Forging Indigeneity Through the Transformation of (Food) Environments

            The destruction of food systems as a means to physically erase Palestinians from the land that Zionism lays claim to parallels Grey and Patel’s (2014) discussion of the techniques European settlers employed to achieve an “indigeneity without Indians” in North America (p. 427). The authors argue that the supplanting of indigenous plant and animal species for colonial species was crucial for the European settlement project.
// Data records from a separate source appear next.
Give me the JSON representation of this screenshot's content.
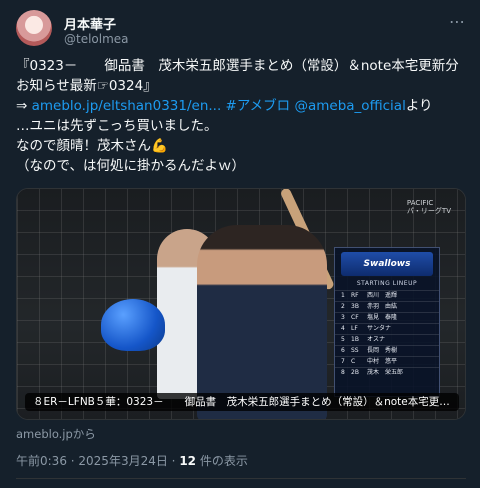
{
  "author": {
    "name": "月本華子",
    "handle": "@telolmea"
  },
  "more_icon": "more-horizontal-icon",
  "tweet": {
    "line1": "『0323－　　御品書　茂木栄五郎選手まとめ（常設）＆note本宅更新分お知らせ最新☞0324』",
    "arrow": "⇒ ",
    "link_blog": "ameblo.jp/eltshan0331/en...",
    "space1": " ",
    "hashtag": "#アメブロ",
    "space2": " ",
    "mention": "@ameba_official",
    "after_mention": "より",
    "line3": "…ユニは先ずこっち買いました。",
    "line4": "なので顔晴！茂木さん💪",
    "line5": "（なので、は何処に掛かるんだよｗ）"
  },
  "media": {
    "broadcast_tag": "PACIFIC\nパ・リーグTV",
    "lineup": {
      "team_logo": "Swallows",
      "title": "STARTING LINEUP",
      "rows": [
        {
          "no": "1",
          "pos": "RF",
          "name": "西川　遥輝"
        },
        {
          "no": "2",
          "pos": "3B",
          "name": "赤羽　由紘"
        },
        {
          "no": "3",
          "pos": "CF",
          "name": "塩見　泰隆"
        },
        {
          "no": "4",
          "pos": "LF",
          "name": "サンタナ"
        },
        {
          "no": "5",
          "pos": "1B",
          "name": "オスナ"
        },
        {
          "no": "6",
          "pos": "SS",
          "name": "長岡　秀樹"
        },
        {
          "no": "7",
          "pos": "C",
          "name": "中村　悠平"
        },
        {
          "no": "8",
          "pos": "2B",
          "name": "茂木　栄五郎"
        }
      ]
    },
    "caption": "８ER－LFNB５華：0323－　　御品書　茂木栄五郎選手まとめ（常設）＆note本宅更新分..."
  },
  "source": "ameblo.jpから",
  "meta": {
    "time": "午前0:36",
    "sep1": " · ",
    "date": "2025年3月24日",
    "sep2": " · ",
    "views": "12",
    "views_label": " 件の表示"
  },
  "colors": {
    "background": "#15202b",
    "link": "#1d9bf0",
    "muted": "#8b98a5"
  }
}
In addition to yielding buffalo hides for revenue, the hunting of plain bison to near extinction drove numerous Indian nations into starvation whilst making way for the now iconic American cattle ranch (Grey & Patel, 2014, p. 437). A similar transformation of the food environment is also visible in Palestine, where olive trees have been uprooted by Israel since its establishment, and increasingly so in the past decades (Braverman, 2009, p. 246). Recently framed as a “national security” measure rather than a “punitive” one, the Israeli government has uprooted the trees to clear landscapes for its Separation Barrier in the West Bank, and to increase visibility of roads and build watchtowers, checkpoints and fences around settlements (Braverman, 2009, p. 247). Independent Zionist settlers have also played a role in this “tree warfare”, uprooting, stealing, burning and chopping olive trees in Palestinian landscapes (Braverman, 2009, p. 250). This fact has material significance to Palestinians, and can therefore be seen as another indirect means towards elimination: the olive industry has been and continues to be a crucial agricultural vegetation for natives, providing not only produce to the populations but also a seasonal source of income for many (Braverman, 2009, p. 240). Parallel to this uprooting runs a mass planting of pine trees, argued to be the “Zionist equivalent to the olive tree”. Beginning in 1901, the Jewish National Fund (JNF) has planted more than 240 million trees in Israel, of which most are pines (Braverman, 2009, p. 237). This large-scale enterprise has significantly transformed the regional landscape, in the process the pine tree becoming a “symbol” of the Zionist project: “through its rooting, the land of Israel has transformed into a European-looking landscape” (Braverman, 2009, p. 237). Apart from the material significance of uprooting olive trees to Palestinians, this symbolic dimension of changing the landscape cannot be ignored as it is part and parcel of colonial settler projects. This idea can also be understood through the lens of Fanon’s The Wretched of The Earth (1963), in which he argues that as colonisation occupies both populations and territory, it requires the transformation of both–not just of the former (Clare, 2013, p. 73). Transformation of the territory leaves “remnants” of the self, and as a consequence “the earth comes to refer to the subject who transformed it” (Clare, 2013, p. 73). In line with Fanon’s understanding of colonization, it appears agents of the Zionist project understand that removing Palestinian populations from a territory and the undermining of their means of subsistence to do so is not enough for its completion–it also requires a transformation of the territory itself in order to appropriate it as its own and reset the “national clock” so that the “newcomer becomes the native” (Grey & Patel, 2014, p. 437).